Segment Start: Data excerpts

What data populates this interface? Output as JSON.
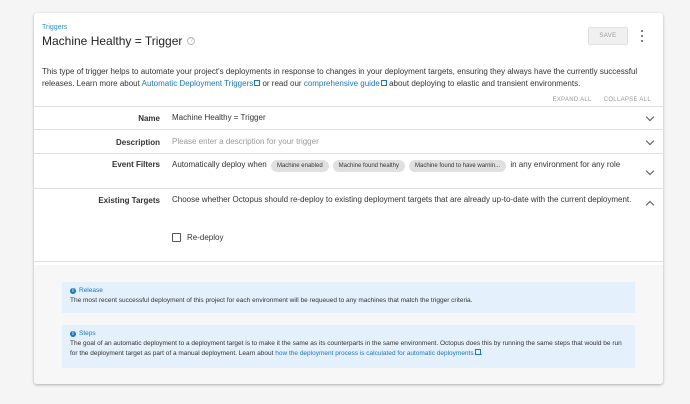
{
  "breadcrumb": "Triggers",
  "title": "Machine Healthy = Trigger",
  "save_label": "SAVE",
  "description": {
    "part1": "This type of trigger helps to automate your project's deployments in response to changes in your deployment targets, ensuring they always have the currently successful releases. Learn more about ",
    "link1": "Automatic Deployment Triggers",
    "part2": " or read our ",
    "link2": "comprehensive guide",
    "part3": " about deploying to elastic and transient environments."
  },
  "expand_all": "EXPAND ALL",
  "collapse_all": "COLLAPSE ALL",
  "rows": {
    "name": {
      "label": "Name",
      "value": "Machine Healthy = Trigger"
    },
    "description": {
      "label": "Description",
      "placeholder": "Please enter a description for your trigger"
    },
    "event_filters": {
      "label": "Event Filters",
      "prefix": "Automatically deploy when",
      "chips": [
        "Machine enabled",
        "Machine found healthy",
        "Machine found to have warnin..."
      ],
      "suffix": "in any environment for any role"
    },
    "existing_targets": {
      "label": "Existing Targets",
      "text": "Choose whether Octopus should re-deploy to existing deployment targets that are already up-to-date with the current deployment.",
      "checkbox_label": "Re-deploy",
      "checked": false
    }
  },
  "release_info": {
    "title": "Release",
    "text": "The most recent successful deployment of this project for each environment will be requeued to any machines that match the trigger criteria."
  },
  "steps_info": {
    "title": "Steps",
    "text": "The goal of an automatic deployment to a deployment target is to make it the same as its counterparts in the same environment. Octopus does this by running the same steps that would be run for the deployment target as part of a manual deployment. Learn about ",
    "link": "how the deployment process is calculated for automatic deployments"
  }
}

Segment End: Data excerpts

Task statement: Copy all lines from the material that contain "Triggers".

Result for this task:
  "breadcrumb": "Triggers",
    "link1": "Automatic Deployment Triggers",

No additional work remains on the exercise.